EXERCISE -> Repeat the records given below in full, with no changes.

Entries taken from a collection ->
****************
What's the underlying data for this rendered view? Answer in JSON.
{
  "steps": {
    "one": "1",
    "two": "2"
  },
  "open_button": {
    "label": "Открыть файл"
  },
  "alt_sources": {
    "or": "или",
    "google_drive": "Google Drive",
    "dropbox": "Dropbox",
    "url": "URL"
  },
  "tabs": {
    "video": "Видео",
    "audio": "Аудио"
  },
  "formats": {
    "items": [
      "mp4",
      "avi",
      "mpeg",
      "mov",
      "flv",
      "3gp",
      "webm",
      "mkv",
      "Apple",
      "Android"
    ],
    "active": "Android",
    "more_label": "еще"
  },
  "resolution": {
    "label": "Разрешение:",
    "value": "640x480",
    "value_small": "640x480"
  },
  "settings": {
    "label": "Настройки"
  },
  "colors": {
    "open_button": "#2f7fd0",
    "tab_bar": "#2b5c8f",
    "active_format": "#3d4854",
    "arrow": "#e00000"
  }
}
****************
ANSWER BOX ->
What's the underlying data for this rendered view? Answer in JSON.
{
  "steps": {
    "one": "1",
    "two": "2"
  },
  "open_button": {
    "label": "Открыть файл"
  },
  "alt_sources": {
    "or": "или",
    "google_drive": "Google Drive",
    "dropbox": "Dropbox",
    "url": "URL"
  },
  "tabs": {
    "video": "Видео",
    "audio": "Аудио"
  },
  "formats": {
    "items": [
      "mp4",
      "avi",
      "mpeg",
      "mov",
      "flv",
      "3gp",
      "webm",
      "mkv",
      "Apple",
      "Android"
    ],
    "active": "Android",
    "more_label": "еще"
  },
  "resolution": {
    "label": "Разрешение:",
    "value": "640x480",
    "value_small": "640x480"
  },
  "settings": {
    "label": "Настройки"
  },
  "colors": {
    "open_button": "#2f7fd0",
    "tab_bar": "#2b5c8f",
    "active_format": "#3d4854",
    "arrow": "#e00000"
  }
}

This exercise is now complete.